Spotify’s making some moves lately to grab new users. In addition to the announced partnership with Facebook at F8, the Swedish-founded music streaming service may be dropping the exclusive, invitation-only barrier and will be setting up a six month trial period.
Boasting over 10 million users in Europe, Spotify’s launch in the US was eagerly anticipated earlier this year. However, those who didn’t want to shell out the $4.99 for subscription were cast off into invite-only land. Now, according to TechCrunch that may have all changed. Spotify’s CEO Daniel Ek says the the invite-only hassle will be getting dropped in the US.
“For music to be inherently social it needs to be an open model, and that’s why we decided to do it today,” Spotify representive Angela Watts stated.
Unpaid users, both internationally and in the United States, will have no barriers to using the services. Members will have to sign in to their Facebook account in order to circumvent the need for an invite.
Once the six months expire, free users will most likely lose offline playback and have to suffer through ads. Free limits users to a monthly playback allotment of 10 hours, so be wary that using the Facebook Spotify app will count to that limit. If you decide that the service is worth paying for, Spotify has a $4.99 ad-free plan and the $9.99 premium.
Spotify made its debut in the US earlier this year on July 14. Once it landed here, 1.4 million joined the service in less than a month with more than half paying for subscription. Recently, Pandora revamped their website and removed the 40-hour listening limit to keep up with music streaming competition it was facing.
Update. A spotify representative sent over an email clarifying the new service offer:
“All Spotify accounts come with a 6-month time-limit honeymoon! During this time, there’s no limit to the amount of ad-supported music you can enjoy. After 6 months, you’ll be limited to 10 hours of streaming a month and a 5-play limit for any individual track. Unless, of course, you’ve subscribed by then!”

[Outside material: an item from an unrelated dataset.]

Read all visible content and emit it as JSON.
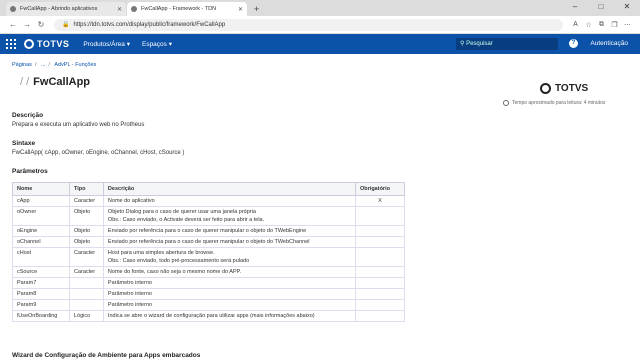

For European users still in their first six months of free service, you’ll get moved to the unlimited free product for the remainder of your six months. After that six months, the usual limits will apply.